the continued development and expansion of three global

programs: Special Olympics Get Into It, Young Athletes

and Team Mattel (a volunteer program for company

employees). Since the company got involved in 2005,

Young Athletes has expanded to 50 di erent countries

and the SO Get Into It curriculum has been integrated

into more than 10,000 schools in every Special Olympics

region.


One of Special Olympics’ longstanding corporate partners,

the Procter & Gamble Company has supported the

movement for more than 28 years. P&G’s brandSaver

promotion each January raises awareness and funds for

Special Olympics through a free-standing insert with

coupons for more than 35 P&G products that is included

in national newspapers. P&G also provides support

around the world through marketing campaigns as well

as the Live, Learn & rive grant. In 2008, P&G again

partnered with Special Olympics Middle East/North

Africa to raise awareness and funds through the “Create

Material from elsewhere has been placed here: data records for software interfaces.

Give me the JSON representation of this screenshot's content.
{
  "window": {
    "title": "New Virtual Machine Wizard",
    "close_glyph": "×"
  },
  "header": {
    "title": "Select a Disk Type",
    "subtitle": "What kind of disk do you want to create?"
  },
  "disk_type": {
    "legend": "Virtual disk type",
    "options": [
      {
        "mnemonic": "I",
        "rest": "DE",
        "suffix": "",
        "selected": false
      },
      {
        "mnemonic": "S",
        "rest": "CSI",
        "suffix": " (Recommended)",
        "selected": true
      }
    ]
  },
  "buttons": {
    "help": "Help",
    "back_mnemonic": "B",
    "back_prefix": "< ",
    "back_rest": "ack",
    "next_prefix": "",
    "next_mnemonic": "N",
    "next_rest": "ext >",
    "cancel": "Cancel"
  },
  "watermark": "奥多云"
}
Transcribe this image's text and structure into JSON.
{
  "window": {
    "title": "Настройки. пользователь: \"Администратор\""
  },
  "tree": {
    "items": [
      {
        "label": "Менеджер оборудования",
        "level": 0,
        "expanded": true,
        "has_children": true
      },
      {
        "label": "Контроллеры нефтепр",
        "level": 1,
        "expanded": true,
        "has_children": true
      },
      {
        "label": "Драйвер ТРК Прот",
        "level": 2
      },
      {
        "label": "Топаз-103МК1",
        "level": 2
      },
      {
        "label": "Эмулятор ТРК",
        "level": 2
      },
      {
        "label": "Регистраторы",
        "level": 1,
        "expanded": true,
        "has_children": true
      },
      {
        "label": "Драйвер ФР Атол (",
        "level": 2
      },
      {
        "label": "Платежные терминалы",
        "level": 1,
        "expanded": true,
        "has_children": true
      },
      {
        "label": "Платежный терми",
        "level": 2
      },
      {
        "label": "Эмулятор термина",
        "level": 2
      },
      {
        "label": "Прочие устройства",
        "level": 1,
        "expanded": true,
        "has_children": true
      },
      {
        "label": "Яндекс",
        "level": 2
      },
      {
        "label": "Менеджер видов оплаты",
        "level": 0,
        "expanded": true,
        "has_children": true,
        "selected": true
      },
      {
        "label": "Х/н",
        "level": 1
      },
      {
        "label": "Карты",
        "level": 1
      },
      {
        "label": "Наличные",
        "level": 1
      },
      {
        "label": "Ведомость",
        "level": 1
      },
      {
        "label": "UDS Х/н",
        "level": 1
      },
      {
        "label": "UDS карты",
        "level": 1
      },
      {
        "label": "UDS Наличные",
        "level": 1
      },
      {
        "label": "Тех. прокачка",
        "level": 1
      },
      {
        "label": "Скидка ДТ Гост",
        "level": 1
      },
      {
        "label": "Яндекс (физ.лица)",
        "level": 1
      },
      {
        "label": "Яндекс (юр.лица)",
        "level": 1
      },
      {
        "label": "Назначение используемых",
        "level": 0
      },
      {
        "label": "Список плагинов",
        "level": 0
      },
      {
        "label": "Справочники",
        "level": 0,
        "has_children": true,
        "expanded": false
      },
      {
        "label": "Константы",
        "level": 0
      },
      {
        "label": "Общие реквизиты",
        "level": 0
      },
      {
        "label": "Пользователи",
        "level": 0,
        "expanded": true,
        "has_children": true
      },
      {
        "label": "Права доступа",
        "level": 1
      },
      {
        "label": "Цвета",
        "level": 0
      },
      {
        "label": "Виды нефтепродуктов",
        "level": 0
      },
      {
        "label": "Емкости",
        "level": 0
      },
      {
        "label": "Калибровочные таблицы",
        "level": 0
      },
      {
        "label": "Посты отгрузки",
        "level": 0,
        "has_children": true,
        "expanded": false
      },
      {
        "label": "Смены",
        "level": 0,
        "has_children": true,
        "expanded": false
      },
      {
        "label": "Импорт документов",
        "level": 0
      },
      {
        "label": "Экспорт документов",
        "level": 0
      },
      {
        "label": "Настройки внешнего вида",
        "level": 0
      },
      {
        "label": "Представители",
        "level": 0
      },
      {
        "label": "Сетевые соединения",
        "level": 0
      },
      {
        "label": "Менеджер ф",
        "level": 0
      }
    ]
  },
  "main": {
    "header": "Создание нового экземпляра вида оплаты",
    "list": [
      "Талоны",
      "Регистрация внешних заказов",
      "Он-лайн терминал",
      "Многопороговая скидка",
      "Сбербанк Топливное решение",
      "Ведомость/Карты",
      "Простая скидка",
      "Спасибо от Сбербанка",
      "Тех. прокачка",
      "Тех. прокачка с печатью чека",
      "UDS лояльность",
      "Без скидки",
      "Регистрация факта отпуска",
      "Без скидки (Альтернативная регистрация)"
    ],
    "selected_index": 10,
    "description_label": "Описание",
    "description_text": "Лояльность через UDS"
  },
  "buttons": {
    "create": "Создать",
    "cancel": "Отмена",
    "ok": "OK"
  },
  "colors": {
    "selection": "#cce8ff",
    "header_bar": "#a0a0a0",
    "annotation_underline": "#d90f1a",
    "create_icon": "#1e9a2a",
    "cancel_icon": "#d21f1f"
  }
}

Heroes” campaign. e campaign raises funds from sales

of designated P&G products sold in stores in the United

Arab Emirates, a percentage of which bene ts local Special

Olympics Programs in the region.

In 2008, Safeway Inc. added Special Olympics as a

bene ciary of its successful customer fundraising campaign

for people with disabilities. e campaign, which took

place in all 21 U.S. states where Safeway does business,

asked shoppers at checkout if they would like to donate

to support people with disabilities. Grass-roots support by

Special Olympics athletes and Programs helped increase

total giving by almost 50 percent in one year.

Starwood Hotels & Resorts Worldwide, Special

Olympics’ exclusive Hotel Sponsor, provided support

through donations, cause-related marketing and the

support of the Starwood Preferred Guest program, helping

generate positive awareness of Special Olympics and its

mission.

Wal-Mart has been a strong supporter of Special

Olympics Programs in the United States through

community grants, in-kind support and employee

engagement for many years. In 2008, Wal-Mart

provided support for 21 local Special Olympics

Programs through local grants. In addition, the

Wal-Mart Foundation supported the 2009 World

Winter Games, helping fund “Greening the Games,”

an initiative that provides “green” buses to provide

transportation for athletes, coaches and supporters, as

well as supporting a recycling program at the Games.

16

More magazines by this user
Similar magazines